Reading Present Over Perfect helped me realize that my prayer life follows this same pattern. I pray for healing for the sick and freedom for the oppressed. I pray for Evan’s success at work and favor with coworkers, and I pray for Ian & Leo’s development and future relationships. I pray for all sorts of things…but not for myself. The only prayers I pray for me, personally, are prayers of confession and prayers of gratitude, but rarely prayers of supplication.
This fear of being high-maintenance took root in impossible expectations and the shame I’ve felt over not living up to them. I think, none of this would be an issue if I were more grateful, mature, and flexible. And I am better off not letting anyone else know that these issues exist.
Last summer, I wrote about how one of the reasons vacations are good for me and my relationships is that they force me to say “I need…” At the time, I wrote,
“Don’t get me wrong: independence has its upside, obviously, as does sometimes putting the needs of others before my own. But as an approval-seeking, codependent, recovering perfectionist, I have to ask myself where my desire for independence is coming from. Do I simply enjoy the feeling of taking care of myself? Or is that that I want to appear selfless and flexible so that others will think better of me? I recognize how silly some of this sounds because–hello–I’m a human being, and no one would expect me to not be hungry or thirsty or tired once in awhile. Still, like always, it’s the simple things that trip me up.”
When I am afraid of bringing my needs to other people, I eventually grow afraid of bringing my needs before God. I believe God is intimately concerned with our living abundantly, walking into our callings with enthusiasm and confidence and a sense of fulfillment. That’s His business, because He is infinite and infinitely concerned with even the minute details of our lives. Understanding this helps me to think less in terms of “maintenance” and more in terms of owning the way God has wired my mind, body, and soul.
So, I continue to practice saying, “I need…” It’s one of the ways I learn to rely less on my own striving and more on the people and Savior who love me.

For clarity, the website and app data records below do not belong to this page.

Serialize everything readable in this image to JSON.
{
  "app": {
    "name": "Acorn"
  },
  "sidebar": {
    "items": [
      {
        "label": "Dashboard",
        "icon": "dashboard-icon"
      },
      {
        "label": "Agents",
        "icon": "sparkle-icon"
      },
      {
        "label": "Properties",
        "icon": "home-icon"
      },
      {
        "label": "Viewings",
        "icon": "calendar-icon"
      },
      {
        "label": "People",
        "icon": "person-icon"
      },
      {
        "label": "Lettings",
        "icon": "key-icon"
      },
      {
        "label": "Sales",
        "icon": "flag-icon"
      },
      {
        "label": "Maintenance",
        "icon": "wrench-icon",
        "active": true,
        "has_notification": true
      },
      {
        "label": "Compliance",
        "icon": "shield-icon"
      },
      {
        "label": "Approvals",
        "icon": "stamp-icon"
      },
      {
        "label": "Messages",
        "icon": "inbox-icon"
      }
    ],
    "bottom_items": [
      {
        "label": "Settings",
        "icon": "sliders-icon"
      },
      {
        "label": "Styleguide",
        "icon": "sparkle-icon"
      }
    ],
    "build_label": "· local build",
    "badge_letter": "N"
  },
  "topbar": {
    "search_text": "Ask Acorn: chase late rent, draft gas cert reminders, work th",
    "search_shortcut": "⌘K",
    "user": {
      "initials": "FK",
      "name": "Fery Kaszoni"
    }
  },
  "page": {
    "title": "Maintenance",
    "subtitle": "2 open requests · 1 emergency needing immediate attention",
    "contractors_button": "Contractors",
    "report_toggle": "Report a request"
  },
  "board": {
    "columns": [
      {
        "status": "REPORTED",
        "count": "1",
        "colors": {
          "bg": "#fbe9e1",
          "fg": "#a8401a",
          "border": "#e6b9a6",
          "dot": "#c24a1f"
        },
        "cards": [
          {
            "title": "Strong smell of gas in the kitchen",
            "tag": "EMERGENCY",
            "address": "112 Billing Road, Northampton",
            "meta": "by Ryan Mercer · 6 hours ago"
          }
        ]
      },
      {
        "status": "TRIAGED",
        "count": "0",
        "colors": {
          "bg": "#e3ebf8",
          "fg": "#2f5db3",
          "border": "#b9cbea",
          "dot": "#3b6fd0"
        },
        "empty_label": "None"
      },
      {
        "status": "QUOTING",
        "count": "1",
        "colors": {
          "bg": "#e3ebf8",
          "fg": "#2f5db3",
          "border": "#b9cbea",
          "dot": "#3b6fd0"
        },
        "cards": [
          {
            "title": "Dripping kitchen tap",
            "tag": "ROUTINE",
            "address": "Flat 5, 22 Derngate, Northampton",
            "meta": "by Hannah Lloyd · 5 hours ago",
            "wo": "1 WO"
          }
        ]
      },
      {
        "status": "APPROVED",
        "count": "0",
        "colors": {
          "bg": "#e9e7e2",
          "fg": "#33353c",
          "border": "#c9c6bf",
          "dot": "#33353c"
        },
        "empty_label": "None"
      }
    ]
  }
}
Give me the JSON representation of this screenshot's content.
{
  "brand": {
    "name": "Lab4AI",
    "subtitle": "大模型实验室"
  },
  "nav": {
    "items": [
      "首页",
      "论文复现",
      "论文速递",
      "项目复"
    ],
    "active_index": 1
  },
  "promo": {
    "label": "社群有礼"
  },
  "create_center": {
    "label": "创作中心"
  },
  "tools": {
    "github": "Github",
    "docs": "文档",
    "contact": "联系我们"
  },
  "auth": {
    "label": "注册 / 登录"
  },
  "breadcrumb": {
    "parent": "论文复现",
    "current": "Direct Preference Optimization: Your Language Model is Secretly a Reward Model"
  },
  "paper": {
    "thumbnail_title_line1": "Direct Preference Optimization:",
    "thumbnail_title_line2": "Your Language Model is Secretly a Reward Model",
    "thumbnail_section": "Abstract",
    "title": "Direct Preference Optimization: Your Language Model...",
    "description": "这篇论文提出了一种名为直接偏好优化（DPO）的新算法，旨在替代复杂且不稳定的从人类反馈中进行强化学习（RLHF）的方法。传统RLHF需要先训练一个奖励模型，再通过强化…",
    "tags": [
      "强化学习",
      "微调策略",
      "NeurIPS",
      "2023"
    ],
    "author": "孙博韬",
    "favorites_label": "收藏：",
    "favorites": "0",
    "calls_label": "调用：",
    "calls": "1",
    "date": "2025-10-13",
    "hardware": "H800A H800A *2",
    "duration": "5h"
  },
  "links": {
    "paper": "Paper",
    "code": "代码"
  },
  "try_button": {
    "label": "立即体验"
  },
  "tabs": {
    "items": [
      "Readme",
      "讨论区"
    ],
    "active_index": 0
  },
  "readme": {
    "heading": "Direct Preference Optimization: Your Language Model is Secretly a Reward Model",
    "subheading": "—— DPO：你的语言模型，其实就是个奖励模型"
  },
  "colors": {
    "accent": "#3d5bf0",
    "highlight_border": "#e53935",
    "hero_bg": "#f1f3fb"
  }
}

“One of the greatest barriers to connection is the cultural importance we place on ‘going it alone.’ Somehow we’ve come to equate success with not needing anyone. Many of us are willing to extend a helping hand, but we’re very reluctant to reach out for help when we need it ourselves. It’s as if we’ve divided the world into “those who offer help” and “those who need help.” The truth is that we are both.”― Brené Brown, The Gifts of Imperfection
All month long, I’m sharing 31 ways to fight perfectionism, as part of the Write 31 Days challenge. You can find all my posts in this series here (or by clicking the “31 Days” button at the top of this page). Tomorrow, I’ll share what I learned when my batteries died…like, really died.